▼
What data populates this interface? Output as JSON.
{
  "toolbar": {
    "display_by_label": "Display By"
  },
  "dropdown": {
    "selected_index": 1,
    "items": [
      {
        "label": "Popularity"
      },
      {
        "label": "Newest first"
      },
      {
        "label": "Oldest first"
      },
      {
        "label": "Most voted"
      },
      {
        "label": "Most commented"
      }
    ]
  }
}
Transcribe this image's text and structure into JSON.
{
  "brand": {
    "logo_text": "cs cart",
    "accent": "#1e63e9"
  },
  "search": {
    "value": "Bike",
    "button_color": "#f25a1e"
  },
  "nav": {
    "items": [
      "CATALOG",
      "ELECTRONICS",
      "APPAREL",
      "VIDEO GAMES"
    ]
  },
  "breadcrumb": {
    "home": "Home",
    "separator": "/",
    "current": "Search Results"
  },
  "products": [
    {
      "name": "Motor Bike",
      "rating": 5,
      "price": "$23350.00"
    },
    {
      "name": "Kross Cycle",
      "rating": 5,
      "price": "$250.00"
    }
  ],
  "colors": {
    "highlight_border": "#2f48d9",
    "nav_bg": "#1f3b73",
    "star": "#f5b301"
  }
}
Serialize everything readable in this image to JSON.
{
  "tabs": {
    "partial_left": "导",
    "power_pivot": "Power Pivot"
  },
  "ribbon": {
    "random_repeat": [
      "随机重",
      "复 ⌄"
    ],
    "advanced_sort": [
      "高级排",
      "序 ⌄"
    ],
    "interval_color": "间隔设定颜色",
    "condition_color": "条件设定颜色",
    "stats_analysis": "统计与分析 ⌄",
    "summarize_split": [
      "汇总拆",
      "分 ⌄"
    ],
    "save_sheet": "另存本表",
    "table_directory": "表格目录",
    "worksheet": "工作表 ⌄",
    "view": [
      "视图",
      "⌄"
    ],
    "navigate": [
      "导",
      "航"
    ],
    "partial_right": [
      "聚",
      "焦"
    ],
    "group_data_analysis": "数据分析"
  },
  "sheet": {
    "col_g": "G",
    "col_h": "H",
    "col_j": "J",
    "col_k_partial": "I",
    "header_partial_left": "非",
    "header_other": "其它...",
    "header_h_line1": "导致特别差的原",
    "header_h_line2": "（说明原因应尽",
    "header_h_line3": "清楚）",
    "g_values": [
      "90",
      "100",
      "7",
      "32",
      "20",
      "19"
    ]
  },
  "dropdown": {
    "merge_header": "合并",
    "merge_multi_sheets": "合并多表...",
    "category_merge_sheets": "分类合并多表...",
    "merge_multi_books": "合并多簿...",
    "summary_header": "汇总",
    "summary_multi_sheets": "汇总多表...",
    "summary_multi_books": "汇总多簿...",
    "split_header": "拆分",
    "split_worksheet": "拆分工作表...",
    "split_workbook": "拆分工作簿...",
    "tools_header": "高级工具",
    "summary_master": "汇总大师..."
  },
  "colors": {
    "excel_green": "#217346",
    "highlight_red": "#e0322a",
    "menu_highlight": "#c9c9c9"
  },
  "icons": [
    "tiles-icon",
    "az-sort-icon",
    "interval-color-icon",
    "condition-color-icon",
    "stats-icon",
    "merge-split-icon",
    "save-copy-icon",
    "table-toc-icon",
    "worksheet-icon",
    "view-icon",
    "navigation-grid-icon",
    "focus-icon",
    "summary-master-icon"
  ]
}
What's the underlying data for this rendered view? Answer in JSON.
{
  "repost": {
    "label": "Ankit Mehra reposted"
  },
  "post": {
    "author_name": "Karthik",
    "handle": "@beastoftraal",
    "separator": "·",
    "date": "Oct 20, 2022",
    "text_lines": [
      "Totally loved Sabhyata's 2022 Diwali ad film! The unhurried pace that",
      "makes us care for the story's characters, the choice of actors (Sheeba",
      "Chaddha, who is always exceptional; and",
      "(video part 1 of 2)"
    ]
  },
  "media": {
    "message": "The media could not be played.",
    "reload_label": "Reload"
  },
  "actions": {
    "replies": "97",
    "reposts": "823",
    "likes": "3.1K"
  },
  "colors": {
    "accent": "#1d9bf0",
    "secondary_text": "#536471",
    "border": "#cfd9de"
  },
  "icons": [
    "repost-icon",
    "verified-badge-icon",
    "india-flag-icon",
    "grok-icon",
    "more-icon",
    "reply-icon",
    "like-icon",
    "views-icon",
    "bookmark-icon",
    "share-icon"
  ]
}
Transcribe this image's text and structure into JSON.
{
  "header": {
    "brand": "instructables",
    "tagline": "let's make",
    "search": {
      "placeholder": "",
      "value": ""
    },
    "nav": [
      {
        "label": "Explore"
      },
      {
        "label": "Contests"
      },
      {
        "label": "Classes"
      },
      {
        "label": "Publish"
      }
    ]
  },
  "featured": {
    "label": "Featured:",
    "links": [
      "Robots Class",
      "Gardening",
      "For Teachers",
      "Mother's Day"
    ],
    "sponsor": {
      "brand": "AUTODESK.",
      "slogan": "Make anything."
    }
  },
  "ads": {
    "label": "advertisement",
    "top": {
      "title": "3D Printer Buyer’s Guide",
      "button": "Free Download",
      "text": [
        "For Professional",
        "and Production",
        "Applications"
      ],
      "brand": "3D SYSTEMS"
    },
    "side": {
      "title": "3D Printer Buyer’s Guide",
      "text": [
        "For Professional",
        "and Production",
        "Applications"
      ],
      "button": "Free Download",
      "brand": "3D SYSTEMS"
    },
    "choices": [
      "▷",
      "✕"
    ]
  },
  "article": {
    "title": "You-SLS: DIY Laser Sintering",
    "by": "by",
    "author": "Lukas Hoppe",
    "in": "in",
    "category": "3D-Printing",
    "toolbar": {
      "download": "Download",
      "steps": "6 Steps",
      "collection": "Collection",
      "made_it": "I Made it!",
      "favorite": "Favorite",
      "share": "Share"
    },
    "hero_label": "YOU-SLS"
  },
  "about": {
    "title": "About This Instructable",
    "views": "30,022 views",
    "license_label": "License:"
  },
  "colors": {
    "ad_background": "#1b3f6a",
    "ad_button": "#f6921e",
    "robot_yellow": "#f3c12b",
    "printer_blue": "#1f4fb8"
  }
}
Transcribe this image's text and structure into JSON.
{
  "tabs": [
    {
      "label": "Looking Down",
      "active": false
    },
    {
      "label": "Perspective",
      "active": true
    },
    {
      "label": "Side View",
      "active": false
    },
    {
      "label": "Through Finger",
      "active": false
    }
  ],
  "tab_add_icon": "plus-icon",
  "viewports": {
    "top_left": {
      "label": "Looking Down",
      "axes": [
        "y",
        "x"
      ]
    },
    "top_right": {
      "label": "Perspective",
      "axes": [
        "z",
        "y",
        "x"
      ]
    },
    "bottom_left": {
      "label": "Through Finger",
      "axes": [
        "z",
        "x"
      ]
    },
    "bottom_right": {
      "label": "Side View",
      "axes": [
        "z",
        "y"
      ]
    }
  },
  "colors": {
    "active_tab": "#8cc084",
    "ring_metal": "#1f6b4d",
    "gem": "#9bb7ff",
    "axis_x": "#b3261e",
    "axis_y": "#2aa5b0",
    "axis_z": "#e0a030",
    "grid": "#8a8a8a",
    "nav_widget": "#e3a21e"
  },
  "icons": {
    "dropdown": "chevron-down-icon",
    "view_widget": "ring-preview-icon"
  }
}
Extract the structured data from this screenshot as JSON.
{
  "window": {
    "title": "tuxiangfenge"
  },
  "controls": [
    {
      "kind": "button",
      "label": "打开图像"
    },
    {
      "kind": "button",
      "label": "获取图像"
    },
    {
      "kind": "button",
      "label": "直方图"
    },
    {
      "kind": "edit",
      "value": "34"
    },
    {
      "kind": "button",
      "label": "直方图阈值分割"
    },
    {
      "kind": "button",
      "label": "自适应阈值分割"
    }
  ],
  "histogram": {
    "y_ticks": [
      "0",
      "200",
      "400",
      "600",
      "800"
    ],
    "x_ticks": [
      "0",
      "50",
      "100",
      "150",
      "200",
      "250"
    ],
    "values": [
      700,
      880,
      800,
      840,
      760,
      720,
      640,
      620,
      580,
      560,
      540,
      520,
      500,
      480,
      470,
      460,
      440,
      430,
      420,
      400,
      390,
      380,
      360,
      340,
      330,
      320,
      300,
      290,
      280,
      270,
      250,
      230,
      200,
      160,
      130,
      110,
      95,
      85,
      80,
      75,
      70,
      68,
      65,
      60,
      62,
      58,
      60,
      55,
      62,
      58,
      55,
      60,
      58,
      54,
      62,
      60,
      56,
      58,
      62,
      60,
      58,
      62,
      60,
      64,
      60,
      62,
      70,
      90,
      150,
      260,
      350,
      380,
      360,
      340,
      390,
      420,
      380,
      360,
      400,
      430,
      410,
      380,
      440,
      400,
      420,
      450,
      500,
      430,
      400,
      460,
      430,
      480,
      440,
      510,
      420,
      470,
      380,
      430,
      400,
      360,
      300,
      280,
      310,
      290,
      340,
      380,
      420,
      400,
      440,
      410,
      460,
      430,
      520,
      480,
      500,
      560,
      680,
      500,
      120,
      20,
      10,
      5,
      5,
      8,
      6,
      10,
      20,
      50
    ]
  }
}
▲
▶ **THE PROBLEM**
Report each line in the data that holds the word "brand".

▶ **OUTPUT OF THE EXERCISE**
  "brand": {
    "brand": "instructables",
      "brand": "AUTODESK.",
      "brand": "3D SYSTEMS"
      "brand": "3D SYSTEMS"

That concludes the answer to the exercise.